To the Editor: Re: “Times’ Urbina Speaks About Covering Fracking,” News, Oct. 5
This is not about fracking — its benefits, its dangers, or if I support it. These questions will be answered by science, and science alone. This is about basic journalistic credibility. Ian Urbina was brought to Cornell on Tuesday as the “Kops Freedom of The Press” lecturer. Some characterize Urbina’s investigations for The New York Times as groundbreaking, but his work is much less reliable and trustworthy than it seems.For more information, I interviewed Jon Entine, a Senior Fellow at the Center for Health & Risk Communication and the Statistical Assessment Service (STATS) at George Mason University. Entine writes for publications across the political spectrum and has closely examined Urbina’s work. Entine explained that there are two clear issues at stake.

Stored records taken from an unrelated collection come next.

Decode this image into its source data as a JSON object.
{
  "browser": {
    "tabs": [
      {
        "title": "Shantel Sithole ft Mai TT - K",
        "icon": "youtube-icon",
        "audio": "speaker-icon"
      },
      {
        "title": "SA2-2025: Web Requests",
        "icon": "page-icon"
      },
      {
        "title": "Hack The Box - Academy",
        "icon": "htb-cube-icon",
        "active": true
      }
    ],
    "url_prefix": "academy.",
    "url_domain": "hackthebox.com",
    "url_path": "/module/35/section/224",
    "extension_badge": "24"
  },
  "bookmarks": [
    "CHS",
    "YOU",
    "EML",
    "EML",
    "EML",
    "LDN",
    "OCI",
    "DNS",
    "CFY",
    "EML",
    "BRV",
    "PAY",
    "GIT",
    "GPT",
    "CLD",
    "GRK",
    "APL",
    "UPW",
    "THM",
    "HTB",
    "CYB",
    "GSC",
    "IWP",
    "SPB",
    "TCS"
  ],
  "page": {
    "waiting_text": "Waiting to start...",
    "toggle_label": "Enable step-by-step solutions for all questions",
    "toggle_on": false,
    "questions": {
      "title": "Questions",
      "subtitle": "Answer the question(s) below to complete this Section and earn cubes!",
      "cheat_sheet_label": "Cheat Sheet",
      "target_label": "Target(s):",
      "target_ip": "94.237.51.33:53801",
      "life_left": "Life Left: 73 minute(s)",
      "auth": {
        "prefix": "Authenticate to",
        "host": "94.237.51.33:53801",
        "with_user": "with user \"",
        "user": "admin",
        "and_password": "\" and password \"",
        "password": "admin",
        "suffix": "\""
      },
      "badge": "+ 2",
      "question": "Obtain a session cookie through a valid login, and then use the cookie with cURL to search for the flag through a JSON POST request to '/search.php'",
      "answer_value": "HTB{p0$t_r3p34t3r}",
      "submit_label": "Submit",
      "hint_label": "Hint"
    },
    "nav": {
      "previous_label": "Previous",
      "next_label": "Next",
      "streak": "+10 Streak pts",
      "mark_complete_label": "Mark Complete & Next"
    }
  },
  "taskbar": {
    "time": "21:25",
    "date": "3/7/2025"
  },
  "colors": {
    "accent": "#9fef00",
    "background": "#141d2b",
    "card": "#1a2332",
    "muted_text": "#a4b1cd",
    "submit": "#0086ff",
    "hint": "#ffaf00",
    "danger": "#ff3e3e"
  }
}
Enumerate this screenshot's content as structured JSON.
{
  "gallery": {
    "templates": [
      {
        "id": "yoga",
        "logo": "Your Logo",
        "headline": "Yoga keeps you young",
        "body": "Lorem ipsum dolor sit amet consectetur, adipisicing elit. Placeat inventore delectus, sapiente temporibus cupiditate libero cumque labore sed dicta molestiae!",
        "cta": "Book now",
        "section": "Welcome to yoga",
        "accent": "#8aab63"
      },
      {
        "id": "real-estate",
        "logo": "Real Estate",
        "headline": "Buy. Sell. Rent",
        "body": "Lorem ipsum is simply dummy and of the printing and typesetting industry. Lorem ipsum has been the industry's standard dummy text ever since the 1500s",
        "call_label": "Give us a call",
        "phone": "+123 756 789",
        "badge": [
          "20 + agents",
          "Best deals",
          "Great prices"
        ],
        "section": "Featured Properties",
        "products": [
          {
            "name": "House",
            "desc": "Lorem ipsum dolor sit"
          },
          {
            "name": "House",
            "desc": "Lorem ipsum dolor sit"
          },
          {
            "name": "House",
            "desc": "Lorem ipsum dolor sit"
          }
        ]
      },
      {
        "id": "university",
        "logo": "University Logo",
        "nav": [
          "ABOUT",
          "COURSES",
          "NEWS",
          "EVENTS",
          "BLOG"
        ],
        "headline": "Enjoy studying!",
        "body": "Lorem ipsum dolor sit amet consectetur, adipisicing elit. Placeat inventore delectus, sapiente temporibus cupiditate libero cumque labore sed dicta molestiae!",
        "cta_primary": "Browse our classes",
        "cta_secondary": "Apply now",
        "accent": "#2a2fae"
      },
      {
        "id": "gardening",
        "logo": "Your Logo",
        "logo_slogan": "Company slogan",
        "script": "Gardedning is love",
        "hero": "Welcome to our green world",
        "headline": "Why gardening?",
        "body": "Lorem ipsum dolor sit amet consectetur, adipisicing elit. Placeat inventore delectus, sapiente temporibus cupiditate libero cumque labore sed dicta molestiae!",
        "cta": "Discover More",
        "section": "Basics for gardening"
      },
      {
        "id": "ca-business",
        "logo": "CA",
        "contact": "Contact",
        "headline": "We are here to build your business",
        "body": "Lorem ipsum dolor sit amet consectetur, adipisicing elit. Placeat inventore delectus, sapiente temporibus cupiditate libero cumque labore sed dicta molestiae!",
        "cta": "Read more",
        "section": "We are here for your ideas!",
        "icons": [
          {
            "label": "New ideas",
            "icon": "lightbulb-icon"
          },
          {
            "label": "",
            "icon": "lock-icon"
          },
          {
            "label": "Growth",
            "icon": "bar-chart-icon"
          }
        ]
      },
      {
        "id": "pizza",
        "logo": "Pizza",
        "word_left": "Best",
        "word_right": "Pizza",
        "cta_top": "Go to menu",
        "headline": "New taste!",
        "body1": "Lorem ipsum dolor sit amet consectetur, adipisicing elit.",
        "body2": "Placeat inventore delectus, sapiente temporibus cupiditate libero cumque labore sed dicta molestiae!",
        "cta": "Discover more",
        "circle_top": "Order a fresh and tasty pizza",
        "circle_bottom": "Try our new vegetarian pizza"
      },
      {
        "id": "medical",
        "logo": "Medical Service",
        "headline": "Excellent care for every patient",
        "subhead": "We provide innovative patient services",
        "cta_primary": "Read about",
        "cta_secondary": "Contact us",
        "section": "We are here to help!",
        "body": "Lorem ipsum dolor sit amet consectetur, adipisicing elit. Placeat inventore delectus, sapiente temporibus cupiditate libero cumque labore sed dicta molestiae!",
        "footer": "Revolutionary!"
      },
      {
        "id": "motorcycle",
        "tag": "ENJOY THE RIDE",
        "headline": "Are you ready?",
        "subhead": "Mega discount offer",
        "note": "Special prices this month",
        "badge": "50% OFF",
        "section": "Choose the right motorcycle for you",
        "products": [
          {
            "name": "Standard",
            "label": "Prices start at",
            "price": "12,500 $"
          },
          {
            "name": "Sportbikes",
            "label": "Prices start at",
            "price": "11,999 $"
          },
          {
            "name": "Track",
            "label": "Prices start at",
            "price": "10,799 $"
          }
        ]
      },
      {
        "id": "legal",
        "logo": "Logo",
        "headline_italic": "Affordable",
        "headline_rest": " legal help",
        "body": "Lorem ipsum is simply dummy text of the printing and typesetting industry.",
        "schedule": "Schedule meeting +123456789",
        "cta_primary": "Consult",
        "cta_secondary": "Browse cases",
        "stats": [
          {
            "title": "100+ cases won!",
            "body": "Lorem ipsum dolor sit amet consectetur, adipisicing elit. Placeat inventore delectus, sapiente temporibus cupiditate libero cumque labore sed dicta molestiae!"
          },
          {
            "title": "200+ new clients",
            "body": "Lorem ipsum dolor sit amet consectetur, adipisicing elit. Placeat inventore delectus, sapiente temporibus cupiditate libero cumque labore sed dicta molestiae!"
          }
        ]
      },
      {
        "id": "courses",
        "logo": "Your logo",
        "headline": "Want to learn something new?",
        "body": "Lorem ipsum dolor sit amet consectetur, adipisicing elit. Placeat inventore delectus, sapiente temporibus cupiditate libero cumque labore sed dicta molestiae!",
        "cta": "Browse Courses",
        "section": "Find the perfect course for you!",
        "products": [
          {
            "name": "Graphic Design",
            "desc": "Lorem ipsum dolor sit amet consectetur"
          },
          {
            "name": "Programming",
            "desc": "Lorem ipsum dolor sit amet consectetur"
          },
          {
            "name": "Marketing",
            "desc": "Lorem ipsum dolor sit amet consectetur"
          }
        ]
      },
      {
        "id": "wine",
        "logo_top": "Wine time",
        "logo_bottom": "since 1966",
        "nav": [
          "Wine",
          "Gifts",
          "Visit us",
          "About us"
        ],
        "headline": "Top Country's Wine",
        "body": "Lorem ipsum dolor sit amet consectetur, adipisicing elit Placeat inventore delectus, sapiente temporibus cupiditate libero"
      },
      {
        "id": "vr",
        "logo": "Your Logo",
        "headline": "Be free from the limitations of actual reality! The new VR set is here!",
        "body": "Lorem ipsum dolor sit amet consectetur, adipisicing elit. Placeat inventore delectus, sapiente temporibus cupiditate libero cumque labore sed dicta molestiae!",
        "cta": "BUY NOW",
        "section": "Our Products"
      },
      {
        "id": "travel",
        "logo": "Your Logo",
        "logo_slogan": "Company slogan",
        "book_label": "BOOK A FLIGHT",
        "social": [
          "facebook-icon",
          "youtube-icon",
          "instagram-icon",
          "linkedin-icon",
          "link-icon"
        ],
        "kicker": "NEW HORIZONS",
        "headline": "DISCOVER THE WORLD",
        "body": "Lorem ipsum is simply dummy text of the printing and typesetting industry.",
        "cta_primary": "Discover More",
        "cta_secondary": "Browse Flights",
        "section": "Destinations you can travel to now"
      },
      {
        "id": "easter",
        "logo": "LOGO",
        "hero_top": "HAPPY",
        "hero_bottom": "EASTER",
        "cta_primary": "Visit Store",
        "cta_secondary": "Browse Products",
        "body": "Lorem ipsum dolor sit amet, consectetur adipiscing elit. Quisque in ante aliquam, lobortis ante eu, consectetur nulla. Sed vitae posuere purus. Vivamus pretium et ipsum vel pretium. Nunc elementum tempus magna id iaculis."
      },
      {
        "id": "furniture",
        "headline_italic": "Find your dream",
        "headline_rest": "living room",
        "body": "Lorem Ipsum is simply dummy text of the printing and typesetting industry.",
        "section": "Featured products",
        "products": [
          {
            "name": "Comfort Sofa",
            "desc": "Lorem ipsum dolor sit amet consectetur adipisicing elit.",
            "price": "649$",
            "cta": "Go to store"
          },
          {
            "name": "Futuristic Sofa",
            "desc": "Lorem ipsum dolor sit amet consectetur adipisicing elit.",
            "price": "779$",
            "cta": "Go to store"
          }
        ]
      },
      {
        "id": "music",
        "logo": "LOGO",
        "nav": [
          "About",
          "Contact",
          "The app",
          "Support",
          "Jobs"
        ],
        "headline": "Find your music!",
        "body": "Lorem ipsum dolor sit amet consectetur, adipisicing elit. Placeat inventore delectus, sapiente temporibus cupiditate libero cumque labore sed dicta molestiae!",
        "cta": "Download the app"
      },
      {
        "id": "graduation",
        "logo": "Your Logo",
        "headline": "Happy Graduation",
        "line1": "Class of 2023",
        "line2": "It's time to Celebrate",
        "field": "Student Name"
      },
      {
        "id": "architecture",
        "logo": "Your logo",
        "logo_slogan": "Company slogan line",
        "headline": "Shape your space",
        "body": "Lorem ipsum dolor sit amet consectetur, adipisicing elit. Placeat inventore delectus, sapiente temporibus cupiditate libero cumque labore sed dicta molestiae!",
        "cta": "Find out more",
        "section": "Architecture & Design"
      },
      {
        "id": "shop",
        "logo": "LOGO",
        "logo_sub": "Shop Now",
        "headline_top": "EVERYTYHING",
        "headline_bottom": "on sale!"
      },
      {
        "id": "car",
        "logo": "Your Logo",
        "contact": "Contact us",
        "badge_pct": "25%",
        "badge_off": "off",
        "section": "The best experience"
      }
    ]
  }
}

First, throughout the lecture, Urbina bragged of having thousands of pages of paperwork that “resulted in and have given rise to the impact the series has had.” Entine explained that that though most of the quotes Urbina uses are from so-called “anonymous” sources, Arthur E. Berman, a Houston geologist, was cited for his criticism of natural gas drilling from shale. What Urbina and the “credible” New York Times do not explain is that Berman had a clear financial conflict associated with natural gas drilling. Berman is a strategic partner for Middlefield Capital, a company invested in other non-natural energy companies. He had a clear stake in aggressively and publicly opposing natural energy: not a sign of a credible source for an “investigative” piece.The second — more problematic — issue Entine discussed is the connection between Urbina and the Cornell study on fracking. The study was released in May of this year and, according to Prof. Robert Howarth’s statement to the Cornell Chronicle, argues: “Shale gas is worse than conventional gas and is, in fact, worse than coal and worse than oil …” A month later, Massachusetts Institute of Technology released a study that found that replacing coal-fired power plants with natural gas plants is “the lowest cost way to reduce carbon dioxide emissions by up to 50 percent.” M.I.T. professors also criticized Cornell’s study as being “a really poor piece of work.”When the opportunity came for Cornell to bring a journalist to campus who could speak about freedom of the press, it seems as though they focused more on finding an individual who backed up their poorly administered study, instead of a fair, unbiased individual who truly exemplified journalistic integrity. Urbina has manipulated public opinion by using unreliable sources and providing biased, one-sided information. Cornell has rewarded him in an attempt to improve its reputation. If this were an opinion piece, journalistic principles would not be at question, but Urbina’s fracking series has been classified as investigative news and, astonishingly, The New York Times has continued to allow its progression.All energy sources have risks associated with them. It is time we have a clear discussion about natural gas that fairly analyzes costs and benefits in comparison to other energy sources. I expected more from The New York Times and from Cornell. For accredited organizations like these, “Freedom of The Press” entails the freedom to express their opinions, but also the responsibility to clearly differentiate those opinions from facts.
Karim Lakhani ’14